Problem to solve: Where does the word "icon" appear in the data? Copy every line that holds it.

Data in this exercise:
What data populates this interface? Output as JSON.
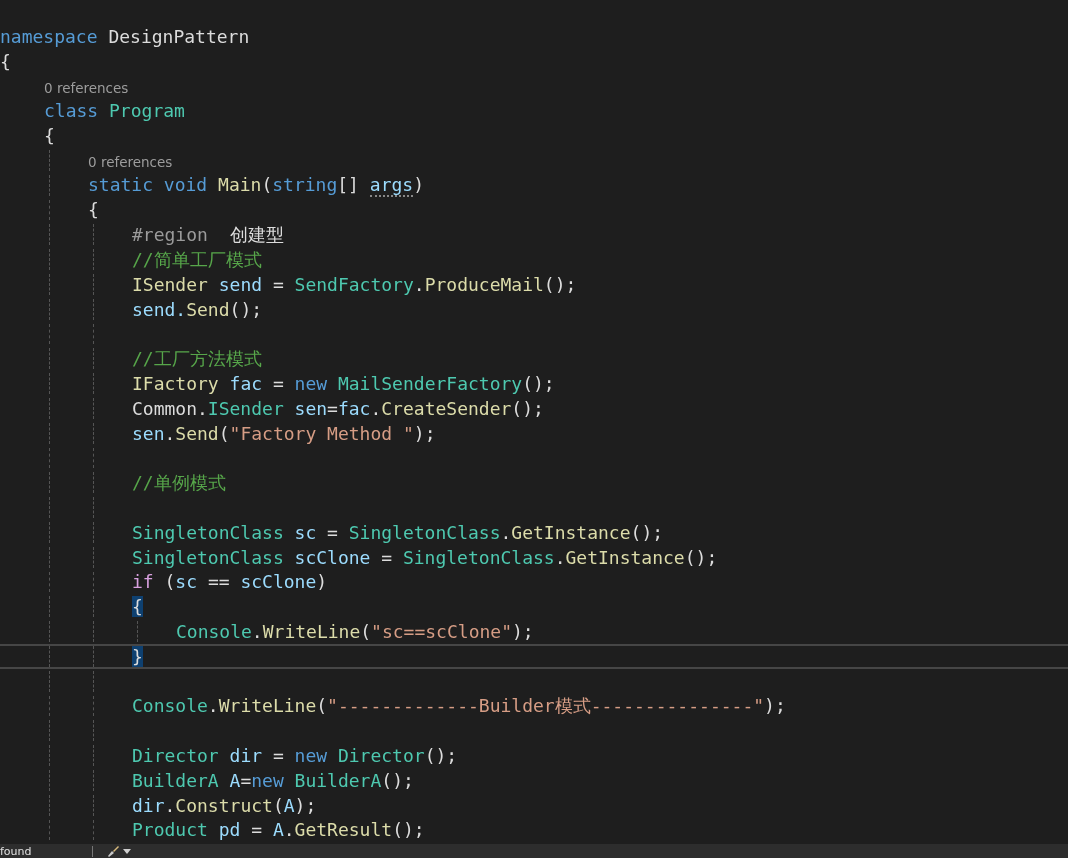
{
  "lines": [
    {
      "kind": "code",
      "tokens": [
        {
          "t": "namespace ",
          "color": "#569cd6"
        },
        {
          "t": "DesignPattern",
          "color": "#dcdcdc"
        }
      ]
    },
    {
      "kind": "code",
      "tokens": [
        {
          "t": "{",
          "color": "#dcdcdc"
        }
      ],
      "children": [
        {
          "kind": "lens",
          "text": "0 references"
        },
        {
          "kind": "code",
          "tokens": [
            {
              "t": "class ",
              "color": "#569cd6"
            },
            {
              "t": "Program",
              "color": "#4ec9b0"
            }
          ]
        },
        {
          "kind": "code",
          "tokens": [
            {
              "t": "{",
              "color": "#dcdcdc"
            }
          ],
          "children": [
            {
              "kind": "lens",
              "text": "0 references"
            },
            {
              "kind": "code",
              "tokens": [
                {
                  "t": "static void ",
                  "color": "#569cd6"
                },
                {
                  "t": "Main",
                  "color": "#dcdcaa"
                },
                {
                  "t": "(",
                  "color": "#dcdcdc"
                },
                {
                  "t": "string",
                  "color": "#569cd6"
                },
                {
                  "t": "[] ",
                  "color": "#dcdcdc"
                },
                {
                  "t": "args",
                  "color": "#9cdcfe",
                  "hint": true
                },
                {
                  "t": ")",
                  "color": "#dcdcdc"
                }
              ]
            },
            {
              "kind": "code",
              "tokens": [
                {
                  "t": "{",
                  "color": "#dcdcdc"
                }
              ],
              "children": [
                {
                  "kind": "code",
                  "tokens": [
                    {
                      "t": "#region",
                      "color": "#9b9b9b"
                    },
                    {
                      "t": "  创建型",
                      "color": "#dcdcdc"
                    }
                  ]
                },
                {
                  "kind": "code",
                  "tokens": [
                    {
                      "t": "//简单工厂模式",
                      "color": "#57a64a"
                    }
                  ]
                },
                {
                  "kind": "code",
                  "tokens": [
                    {
                      "t": "ISender ",
                      "color": "#dcdcaa"
                    },
                    {
                      "t": "send",
                      "color": "#9cdcfe"
                    },
                    {
                      "t": " = ",
                      "color": "#dcdcdc"
                    },
                    {
                      "t": "SendFactory",
                      "color": "#4ec9b0"
                    },
                    {
                      "t": ".",
                      "color": "#dcdcdc"
                    },
                    {
                      "t": "ProduceMail",
                      "color": "#dcdcaa"
                    },
                    {
                      "t": "();",
                      "color": "#dcdcdc"
                    }
                  ]
                },
                {
                  "kind": "code",
                  "tokens": [
                    {
                      "t": "send.",
                      "color": "#9cdcfe"
                    },
                    {
                      "t": "Send",
                      "color": "#dcdcaa"
                    },
                    {
                      "t": "();",
                      "color": "#dcdcdc"
                    }
                  ]
                },
                {
                  "kind": "blank"
                },
                {
                  "kind": "code",
                  "tokens": [
                    {
                      "t": "//工厂方法模式",
                      "color": "#57a64a"
                    }
                  ]
                },
                {
                  "kind": "code",
                  "tokens": [
                    {
                      "t": "IFactory ",
                      "color": "#dcdcaa"
                    },
                    {
                      "t": "fac",
                      "color": "#9cdcfe"
                    },
                    {
                      "t": " = ",
                      "color": "#dcdcdc"
                    },
                    {
                      "t": "new ",
                      "color": "#569cd6"
                    },
                    {
                      "t": "MailSenderFactory",
                      "color": "#4ec9b0"
                    },
                    {
                      "t": "();",
                      "color": "#dcdcdc"
                    }
                  ]
                },
                {
                  "kind": "code",
                  "tokens": [
                    {
                      "t": "Common.",
                      "color": "#dcdcdc"
                    },
                    {
                      "t": "ISender ",
                      "color": "#4ec9b0"
                    },
                    {
                      "t": "sen",
                      "color": "#9cdcfe"
                    },
                    {
                      "t": "=",
                      "color": "#dcdcdc"
                    },
                    {
                      "t": "fac",
                      "color": "#9cdcfe"
                    },
                    {
                      "t": ".",
                      "color": "#dcdcdc"
                    },
                    {
                      "t": "CreateSender",
                      "color": "#dcdcaa"
                    },
                    {
                      "t": "();",
                      "color": "#dcdcdc"
                    }
                  ]
                },
                {
                  "kind": "code",
                  "tokens": [
                    {
                      "t": "sen",
                      "color": "#9cdcfe"
                    },
                    {
                      "t": ".",
                      "color": "#dcdcdc"
                    },
                    {
                      "t": "Send",
                      "color": "#dcdcaa"
                    },
                    {
                      "t": "(",
                      "color": "#dcdcdc"
                    },
                    {
                      "t": "\"Factory Method \"",
                      "color": "#d69d85"
                    },
                    {
                      "t": ");",
                      "color": "#dcdcdc"
                    }
                  ]
                },
                {
                  "kind": "blank"
                },
                {
                  "kind": "code",
                  "tokens": [
                    {
                      "t": "//单例模式",
                      "color": "#57a64a"
                    }
                  ]
                },
                {
                  "kind": "blank"
                },
                {
                  "kind": "code",
                  "tokens": [
                    {
                      "t": "SingletonClass ",
                      "color": "#4ec9b0"
                    },
                    {
                      "t": "sc",
                      "color": "#9cdcfe"
                    },
                    {
                      "t": " = ",
                      "color": "#dcdcdc"
                    },
                    {
                      "t": "SingletonClass",
                      "color": "#4ec9b0"
                    },
                    {
                      "t": ".",
                      "color": "#dcdcdc"
                    },
                    {
                      "t": "GetInstance",
                      "color": "#dcdcaa"
                    },
                    {
                      "t": "();",
                      "color": "#dcdcdc"
                    }
                  ]
                },
                {
                  "kind": "code",
                  "tokens": [
                    {
                      "t": "SingletonClass ",
                      "color": "#4ec9b0"
                    },
                    {
                      "t": "scClone",
                      "color": "#9cdcfe"
                    },
                    {
                      "t": " = ",
                      "color": "#dcdcdc"
                    },
                    {
                      "t": "SingletonClass",
                      "color": "#4ec9b0"
                    },
                    {
                      "t": ".",
                      "color": "#dcdcdc"
                    },
                    {
                      "t": "GetInstance",
                      "color": "#dcdcaa"
                    },
                    {
                      "t": "();",
                      "color": "#dcdcdc"
                    }
                  ]
                },
                {
                  "kind": "code",
                  "tokens": [
                    {
                      "t": "if ",
                      "color": "#d8a0df"
                    },
                    {
                      "t": "(",
                      "color": "#dcdcdc"
                    },
                    {
                      "t": "sc",
                      "color": "#9cdcfe"
                    },
                    {
                      "t": " == ",
                      "color": "#dcdcdc"
                    },
                    {
                      "t": "scClone",
                      "color": "#9cdcfe"
                    },
                    {
                      "t": ")",
                      "color": "#dcdcdc"
                    }
                  ]
                },
                {
                  "kind": "code",
                  "tokens": [
                    {
                      "t": "{",
                      "highlight": true
                    }
                  ],
                  "children": [
                    {
                      "kind": "code",
                      "tokens": [
                        {
                          "t": "Console",
                          "color": "#4ec9b0"
                        },
                        {
                          "t": ".",
                          "color": "#dcdcdc"
                        },
                        {
                          "t": "WriteLine",
                          "color": "#dcdcaa"
                        },
                        {
                          "t": "(",
                          "color": "#dcdcdc"
                        },
                        {
                          "t": "\"sc==scClone\"",
                          "color": "#d69d85"
                        },
                        {
                          "t": ");",
                          "color": "#dcdcdc"
                        }
                      ]
                    }
                  ]
                },
                {
                  "kind": "code",
                  "current": true,
                  "tokens": [
                    {
                      "t": "}",
                      "highlight": true
                    }
                  ]
                },
                {
                  "kind": "blank"
                },
                {
                  "kind": "code",
                  "tokens": [
                    {
                      "t": "Console",
                      "color": "#4ec9b0"
                    },
                    {
                      "t": ".",
                      "color": "#dcdcdc"
                    },
                    {
                      "t": "WriteLine",
                      "color": "#dcdcaa"
                    },
                    {
                      "t": "(",
                      "color": "#dcdcdc"
                    },
                    {
                      "t": "\"-------------Builder模式---------------\"",
                      "color": "#d69d85"
                    },
                    {
                      "t": ");",
                      "color": "#dcdcdc"
                    }
                  ]
                },
                {
                  "kind": "blank"
                },
                {
                  "kind": "code",
                  "tokens": [
                    {
                      "t": "Director ",
                      "color": "#4ec9b0"
                    },
                    {
                      "t": "dir",
                      "color": "#9cdcfe"
                    },
                    {
                      "t": " = ",
                      "color": "#dcdcdc"
                    },
                    {
                      "t": "new ",
                      "color": "#569cd6"
                    },
                    {
                      "t": "Director",
                      "color": "#4ec9b0"
                    },
                    {
                      "t": "();",
                      "color": "#dcdcdc"
                    }
                  ]
                },
                {
                  "kind": "code",
                  "tokens": [
                    {
                      "t": "BuilderA ",
                      "color": "#4ec9b0"
                    },
                    {
                      "t": "A",
                      "color": "#9cdcfe"
                    },
                    {
                      "t": "=",
                      "color": "#dcdcdc"
                    },
                    {
                      "t": "new ",
                      "color": "#569cd6"
                    },
                    {
                      "t": "BuilderA",
                      "color": "#4ec9b0"
                    },
                    {
                      "t": "();",
                      "color": "#dcdcdc"
                    }
                  ]
                },
                {
                  "kind": "code",
                  "tokens": [
                    {
                      "t": "dir",
                      "color": "#9cdcfe"
                    },
                    {
                      "t": ".",
                      "color": "#dcdcdc"
                    },
                    {
                      "t": "Construct",
                      "color": "#dcdcaa"
                    },
                    {
                      "t": "(",
                      "color": "#dcdcdc"
                    },
                    {
                      "t": "A",
                      "color": "#9cdcfe"
                    },
                    {
                      "t": ");",
                      "color": "#dcdcdc"
                    }
                  ]
                },
                {
                  "kind": "code",
                  "tokens": [
                    {
                      "t": "Product ",
                      "color": "#4ec9b0"
                    },
                    {
                      "t": "pd",
                      "color": "#9cdcfe"
                    },
                    {
                      "t": " = ",
                      "color": "#dcdcdc"
                    },
                    {
                      "t": "A",
                      "color": "#9cdcfe"
                    },
                    {
                      "t": ".",
                      "color": "#dcdcdc"
                    },
                    {
                      "t": "GetResult",
                      "color": "#dcdcaa"
                    },
                    {
                      "t": "();",
                      "color": "#dcdcdc"
                    }
                  ]
                }
              ]
            }
          ]
        }
      ]
    }
  ],
  "status_bar": {
    "text": "found"
  }
}
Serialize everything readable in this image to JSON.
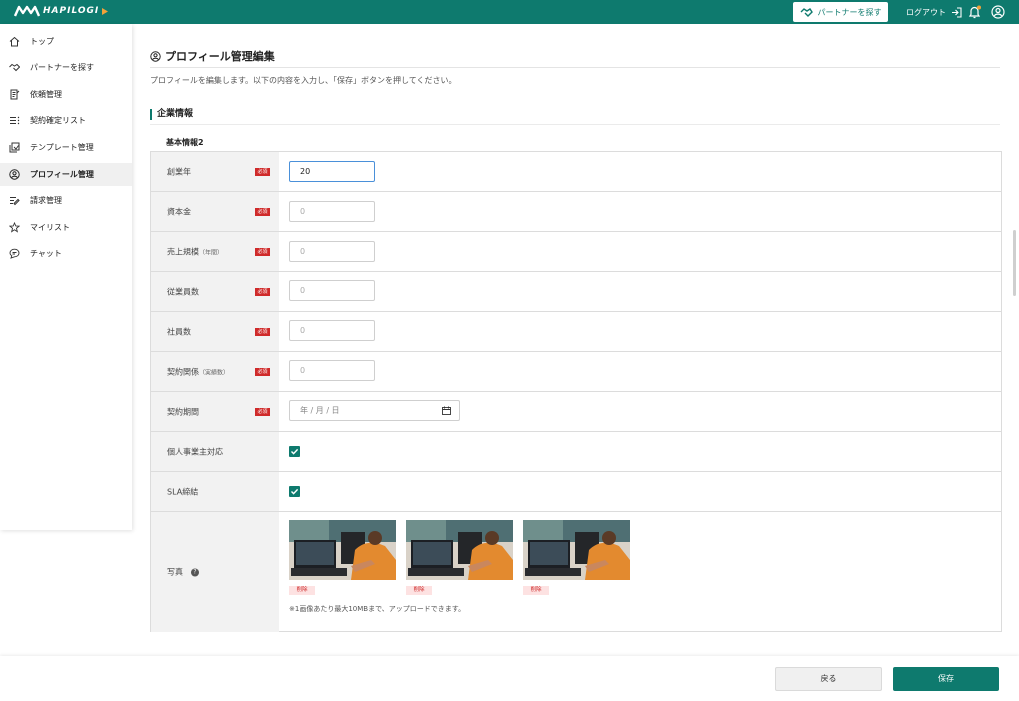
{
  "header": {
    "logo_text": "HAPILOGI",
    "partner_button": "パートナーを探す",
    "logout": "ログアウト"
  },
  "sidebar": {
    "items": [
      {
        "label": "トップ",
        "icon": "home-icon"
      },
      {
        "label": "パートナーを探す",
        "icon": "handshake-icon"
      },
      {
        "label": "依頼管理",
        "icon": "request-icon"
      },
      {
        "label": "契約確定リスト",
        "icon": "list-icon"
      },
      {
        "label": "テンプレート管理",
        "icon": "template-icon"
      },
      {
        "label": "プロフィール管理",
        "icon": "profile-icon",
        "active": true
      },
      {
        "label": "請求管理",
        "icon": "invoice-icon"
      },
      {
        "label": "マイリスト",
        "icon": "star-icon"
      },
      {
        "label": "チャット",
        "icon": "chat-icon"
      }
    ]
  },
  "page": {
    "title": "プロフィール管理編集",
    "description": "プロフィールを編集します。以下の内容を入力し、「保存」ボタンを押してください。",
    "section": "企業情報",
    "subheading": "基本情報2"
  },
  "form": {
    "required_label": "必須",
    "rows": [
      {
        "label": "創業年",
        "value": "20"
      },
      {
        "label": "資本金",
        "placeholder": "0"
      },
      {
        "label": "売上規模",
        "suffix": "（年間）",
        "placeholder": "0"
      },
      {
        "label": "従業員数",
        "placeholder": "0"
      },
      {
        "label": "社員数",
        "placeholder": "0"
      },
      {
        "label": "契約関係",
        "suffix": "（実績数）",
        "placeholder": "0"
      },
      {
        "label": "契約期間",
        "placeholder": "年 / 月 / 日"
      },
      {
        "label": "個人事業主対応",
        "checked": true
      },
      {
        "label": "SLA締結",
        "checked": true
      },
      {
        "label": "写真"
      }
    ],
    "help_mark": "?",
    "delete_label": "削除",
    "photo_note": "※1画像あたり最大10MBまで、アップロードできます。"
  },
  "footer": {
    "back": "戻る",
    "save": "保存"
  },
  "colors": {
    "brand": "#0e7a6e",
    "required": "#cf2a2a"
  }
}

Response for this exercise:
        "icon": "home-icon"
        "icon": "handshake-icon"
        "icon": "request-icon"
        "icon": "list-icon"
        "icon": "template-icon"
        "icon": "profile-icon",
        "icon": "invoice-icon"
        "icon": "star-icon"
        "icon": "chat-icon"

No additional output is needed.